Google Notebook


Google Notebook is a web app for creating and categorizing notes, either through clipping them off the web or typing them in. These notes are saved online within your personal Google account.

There are many excellent hierarchial-notes outliner programs out there that are free; however, if you do a lot of research on the web and you need to clip parts of articles (including images and links) then Google Notes is for you.

Google Notes will install a little plugin into your IE or Firefox browser and will be visible either as a small icon in the bottom right hand corner of the screen or a little window that you can use to see your categories and notes. Adding notes can be done by selecting a part of a website and using the right-click ‘note this’ command or the ‘Add note’ button within the little Google Notes window (see first screenshot). It works very well, but note that you have to logged in into your Google account (which would be your gmail account if you had one) in order to access your notebook.

Here’s what you need to know about this software:

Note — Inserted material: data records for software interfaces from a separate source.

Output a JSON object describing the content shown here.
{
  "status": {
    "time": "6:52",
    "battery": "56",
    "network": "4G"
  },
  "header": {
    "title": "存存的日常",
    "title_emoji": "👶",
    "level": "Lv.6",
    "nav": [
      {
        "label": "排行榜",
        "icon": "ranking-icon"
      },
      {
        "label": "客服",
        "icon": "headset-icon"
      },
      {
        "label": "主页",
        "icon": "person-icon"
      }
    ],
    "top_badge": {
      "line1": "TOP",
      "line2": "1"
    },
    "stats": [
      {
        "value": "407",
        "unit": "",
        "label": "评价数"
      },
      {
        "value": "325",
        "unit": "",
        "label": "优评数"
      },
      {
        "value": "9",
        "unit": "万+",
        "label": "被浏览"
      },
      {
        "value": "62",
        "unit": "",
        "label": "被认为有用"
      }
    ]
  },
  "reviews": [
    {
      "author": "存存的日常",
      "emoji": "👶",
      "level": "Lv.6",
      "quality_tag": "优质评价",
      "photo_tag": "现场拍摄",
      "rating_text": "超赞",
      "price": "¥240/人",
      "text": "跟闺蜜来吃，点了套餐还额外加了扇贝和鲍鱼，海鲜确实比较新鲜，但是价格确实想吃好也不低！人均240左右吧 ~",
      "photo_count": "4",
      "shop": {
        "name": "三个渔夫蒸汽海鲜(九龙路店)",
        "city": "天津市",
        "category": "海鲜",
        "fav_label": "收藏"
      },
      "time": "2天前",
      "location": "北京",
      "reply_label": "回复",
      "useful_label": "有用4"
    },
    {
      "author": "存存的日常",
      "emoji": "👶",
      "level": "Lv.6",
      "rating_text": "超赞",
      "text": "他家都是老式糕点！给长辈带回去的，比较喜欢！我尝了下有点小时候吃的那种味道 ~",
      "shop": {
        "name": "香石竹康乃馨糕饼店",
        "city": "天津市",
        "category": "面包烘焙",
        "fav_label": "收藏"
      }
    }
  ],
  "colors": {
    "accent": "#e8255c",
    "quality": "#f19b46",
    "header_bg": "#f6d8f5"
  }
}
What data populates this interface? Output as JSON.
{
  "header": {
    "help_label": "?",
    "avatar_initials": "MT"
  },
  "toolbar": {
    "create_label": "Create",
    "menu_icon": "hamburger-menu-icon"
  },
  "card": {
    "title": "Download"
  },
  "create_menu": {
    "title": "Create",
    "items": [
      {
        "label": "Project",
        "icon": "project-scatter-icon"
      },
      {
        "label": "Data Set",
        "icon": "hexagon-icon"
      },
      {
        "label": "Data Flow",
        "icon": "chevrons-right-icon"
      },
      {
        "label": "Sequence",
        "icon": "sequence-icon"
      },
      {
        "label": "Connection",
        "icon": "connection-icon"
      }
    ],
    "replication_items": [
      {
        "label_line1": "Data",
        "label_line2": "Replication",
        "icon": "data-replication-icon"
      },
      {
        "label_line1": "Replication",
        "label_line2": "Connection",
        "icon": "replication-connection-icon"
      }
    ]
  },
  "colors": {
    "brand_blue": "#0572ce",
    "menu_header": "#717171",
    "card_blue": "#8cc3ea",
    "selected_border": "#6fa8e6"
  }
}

  • You can use Google Notes to clip images (and links) and it will automatically reference the URLs where the clippings originated. However, it will not clip objects such as flash animations or videos. Note also that there is a size limit to what you can clip, which in my opinion is not really a drawback as it forces you to make more meaningful clippings.
  • You can view your clippings in a list, with each clipping either collapsed (for a compact list) or expanded. You can expand or collapse any entry.
  • Google Reader Screenshot#2You can manage your clippings simply by creating categories (which are called ‘section headings’) and dragging and dropping clippings into these (see second screenshot). No tagging is supported, and each clip can only belong to a single category.
  • You can create multiple notebooks and make any of them public. Note that public notebooks are searchable.
  • Once you install the Google Notes plugin you start seeing ‘note this’ links associated with each Google search result, which you can use to quickly bookmark the website into Google Notes. Although you could very well use Google Notes as a bookmark manager of sorts, it does NOT feel like it was built as a bookmark manager. My guess is that eventually Google Notes and Google Bookmarks will be merged somehow and fashioned as a taggable social bookmarking tool. Or not.
  • With all of your data stored online, you can do your research from anywhere and you are not tied to any single machine. This is either an advantage or a disadvantage, depending on your perspective. (Advantage in my book).

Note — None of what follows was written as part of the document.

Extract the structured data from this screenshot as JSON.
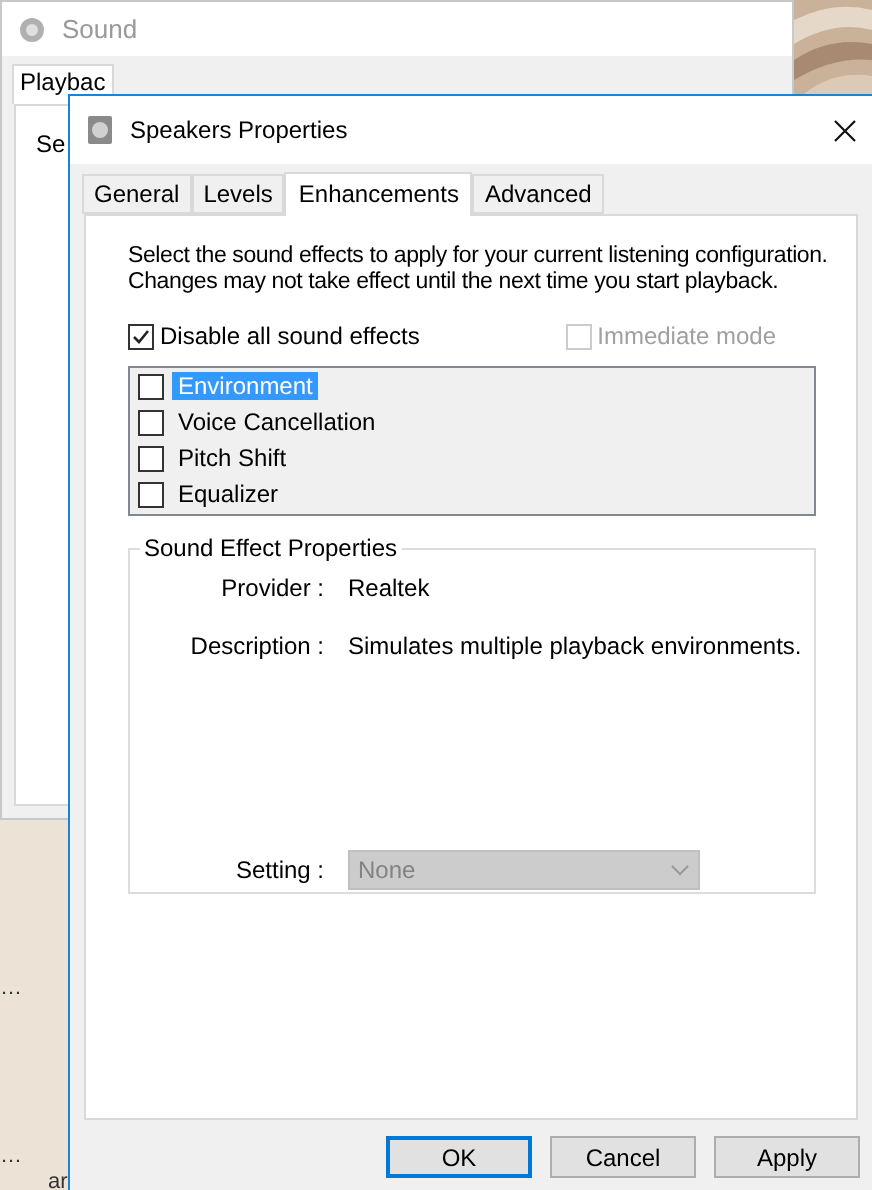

The verdict: there are many things I like about Google Notes; I can quickly clip things off the internet and move on, and it will automatically reference all webpage URLs clipped. But for all its Ajax wizardry it is a bit clunky compared with local notes outliners. I even wonder if a local Google Notes might be a better idea, with the option to store and sync the data both locally and online. Still, I AM finding it useful, and it is probably a safe bet that this product is here to stay, and that it will get better and better.

Go to Google Notebook.